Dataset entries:
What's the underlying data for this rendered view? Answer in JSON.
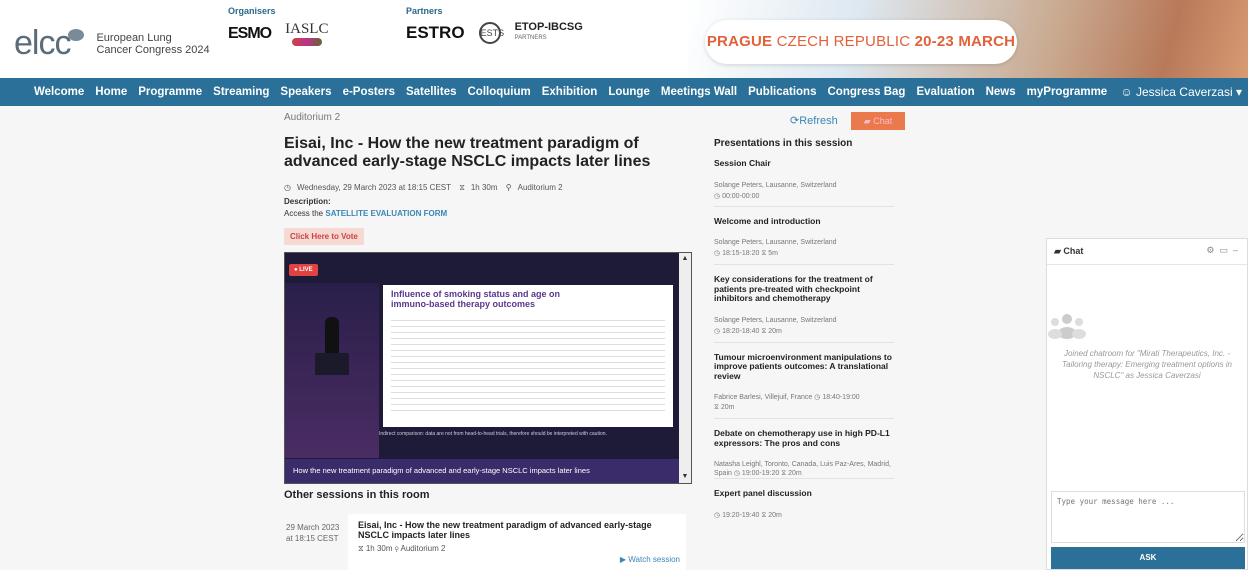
{
  "header": {
    "logo_word": "elcc",
    "logo_sub_1": "European Lung",
    "logo_sub_2": "Cancer Congress 2024",
    "organisers_label": "Organisers",
    "organisers": [
      "ESMO",
      "IASLC"
    ],
    "partners_label": "Partners",
    "partners": [
      "ESTRO",
      "ESTS",
      "ETOP-IBCSG"
    ],
    "etop_sub": "PARTNERS",
    "banner_city": "PRAGUE",
    "banner_country": " CZECH REPUBLIC ",
    "banner_dates": "20-23 MARCH 2024"
  },
  "nav": {
    "items": [
      "Welcome",
      "Home",
      "Programme",
      "Streaming",
      "Speakers",
      "e-Posters",
      "Satellites",
      "Colloquium",
      "Exhibition",
      "Lounge",
      "Meetings Wall",
      "Publications",
      "Congress Bag",
      "Evaluation",
      "News",
      "myProgramme"
    ],
    "user": "Jessica Caverzasi"
  },
  "main": {
    "auditorium": "Auditorium 2",
    "title": "Eisai, Inc - How the new treatment paradigm of advanced early-stage NSCLC impacts later lines",
    "date": "Wednesday, 29 March 2023 at 18:15 CEST",
    "duration": "1h 30m",
    "location": "Auditorium 2",
    "description_label": "Description:",
    "description_prefix": "Access the ",
    "description_link": "SATELLITE EVALUATION FORM",
    "vote_label": "Click Here to Vote"
  },
  "player": {
    "live": "LIVE",
    "slide_title": "Influence of smoking status and age on immuno-based therapy outcomes",
    "caption": "Indirect comparison: data are not from head-to-head trials, therefore should be interpreted with caution.",
    "footer": "How the new treatment paradigm of advanced and early-stage NSCLC impacts later lines"
  },
  "other": {
    "title": "Other sessions in this room",
    "session": {
      "date": "29 March 2023 at 18:15 CEST",
      "title": "Eisai, Inc - How the new treatment paradigm of advanced early-stage NSCLC impacts later lines",
      "duration": "1h 30m",
      "location": "Auditorium 2",
      "watch": "Watch session"
    }
  },
  "sidebar": {
    "refresh": "Refresh",
    "chat_tab": "Chat",
    "heading": "Presentations in this session",
    "items": [
      {
        "title": "Session Chair",
        "who": "Solange Peters, Lausanne, Switzerland",
        "time": "00:00-00:00",
        "dur": ""
      },
      {
        "title": "Welcome and introduction",
        "who": "Solange Peters, Lausanne, Switzerland",
        "time": "18:15-18:20",
        "dur": "5m"
      },
      {
        "title": "Key considerations for the treatment of patients pre-treated with checkpoint inhibitors and chemotherapy",
        "who": "Solange Peters, Lausanne, Switzerland",
        "time": "18:20-18:40",
        "dur": "20m"
      },
      {
        "title": "Tumour microenvironment manipulations to improve patients outcomes: A translational review",
        "who": "Fabrice Barlesi, Villejuif, France",
        "time": "18:40-19:00",
        "dur": "20m"
      },
      {
        "title": "Debate on chemotherapy use in high PD-L1 expressors: The pros and cons",
        "who": "Natasha Leighl, Toronto, Canada, Luis Paz-Ares, Madrid, Spain",
        "time": "19:00-19:20",
        "dur": "20m"
      },
      {
        "title": "Expert panel discussion",
        "who": "",
        "time": "19:20-19:40",
        "dur": "20m"
      }
    ]
  },
  "chat": {
    "title": "Chat",
    "message": "Joined chatroom for \"Mirati Therapeutics, Inc. - Tailoring therapy: Emerging treatment options in NSCLC\" as Jessica Caverzasi",
    "placeholder": "Type your message here ...",
    "ask": "ASK"
  }
}
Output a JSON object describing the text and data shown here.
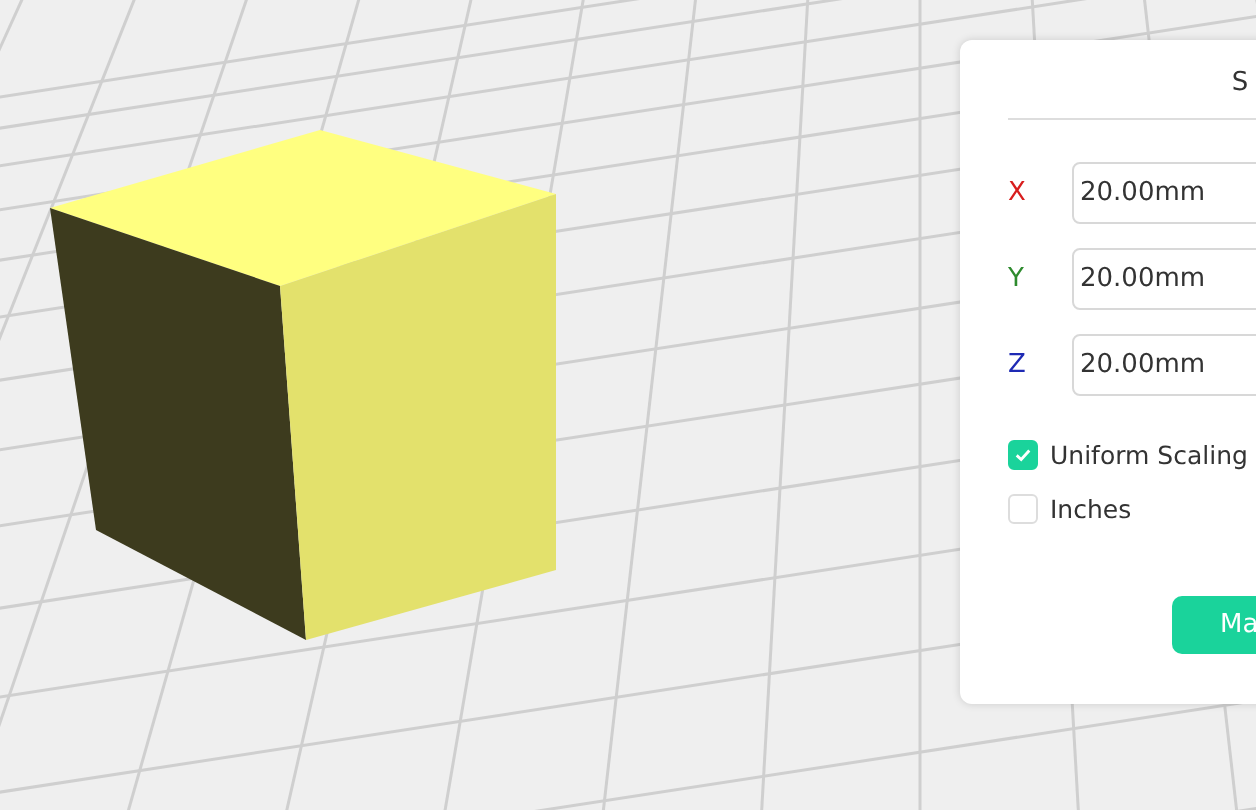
{
  "panel": {
    "title": "S",
    "axes": [
      {
        "label": "X",
        "color": "#d81e1e",
        "value": "20.00mm"
      },
      {
        "label": "Y",
        "color": "#2e8b2e",
        "value": "20.00mm"
      },
      {
        "label": "Z",
        "color": "#1e2ab4",
        "value": "20.00mm"
      }
    ],
    "options": [
      {
        "label": "Uniform Scaling",
        "checked": true
      },
      {
        "label": "Inches",
        "checked": false
      }
    ],
    "button": "Ma"
  }
}
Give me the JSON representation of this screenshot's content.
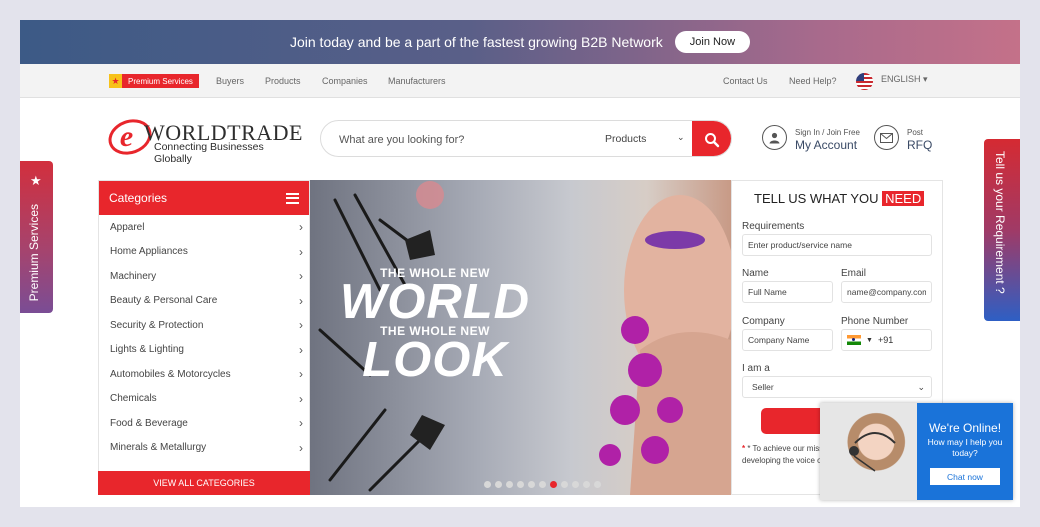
{
  "banner": {
    "text": "Join today and be a part of the fastest growing B2B Network",
    "join_label": "Join Now"
  },
  "topnav": {
    "premium_label": "Premium Services",
    "links": [
      "Buyers",
      "Products",
      "Companies",
      "Manufacturers"
    ],
    "contact": "Contact Us",
    "help": "Need Help?",
    "language": "ENGLISH"
  },
  "logo": {
    "mark": "e",
    "name": "WORLDTRADE",
    "tagline": "Connecting Businesses Globally"
  },
  "search": {
    "placeholder": "What are you looking for?",
    "category": "Products"
  },
  "account": {
    "small": "Sign In / Join Free",
    "big": "My Account"
  },
  "rfq": {
    "small": "Post",
    "big": "RFQ"
  },
  "categories": {
    "title": "Categories",
    "items": [
      "Apparel",
      "Home Appliances",
      "Machinery",
      "Beauty & Personal Care",
      "Security & Protection",
      "Lights & Lighting",
      "Automobiles  & Motorcycles",
      "Chemicals",
      "Food & Beverage",
      "Minerals & Metallurgy"
    ],
    "view_all": "VIEW ALL CATEGORIES"
  },
  "hero": {
    "line1": "THE WHOLE NEW",
    "word1": "WORLD",
    "line2": "THE WHOLE NEW",
    "word2": "LOOK",
    "slide_count": 11,
    "active_slide": 7
  },
  "req_form": {
    "title_main": "TELL US WHAT YOU ",
    "title_highlight": "NEED",
    "requirements_label": "Requirements",
    "requirements_placeholder": "Enter product/service name",
    "name_label": "Name",
    "name_placeholder": "Full Name",
    "email_label": "Email",
    "email_placeholder": "name@company.com",
    "company_label": "Company",
    "company_placeholder": "Company Name",
    "phone_label": "Phone Number",
    "phone_code": "+91",
    "iam_label": "I am a",
    "iam_value": "Seller",
    "submit_label": "S",
    "note": "* To achieve our missi functionalities to buye developing the voice o"
  },
  "side_left": {
    "label": "Premium Services"
  },
  "side_right": {
    "label": "Tell us your Requirement ?"
  },
  "chat": {
    "title": "We're Online!",
    "subtitle": "How may I help you today?",
    "button": "Chat now"
  },
  "colors": {
    "brand_red": "#e8262c",
    "chat_blue": "#1a73d9"
  }
}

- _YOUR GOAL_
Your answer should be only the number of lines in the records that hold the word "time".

- _EXERCISE RESULT_
6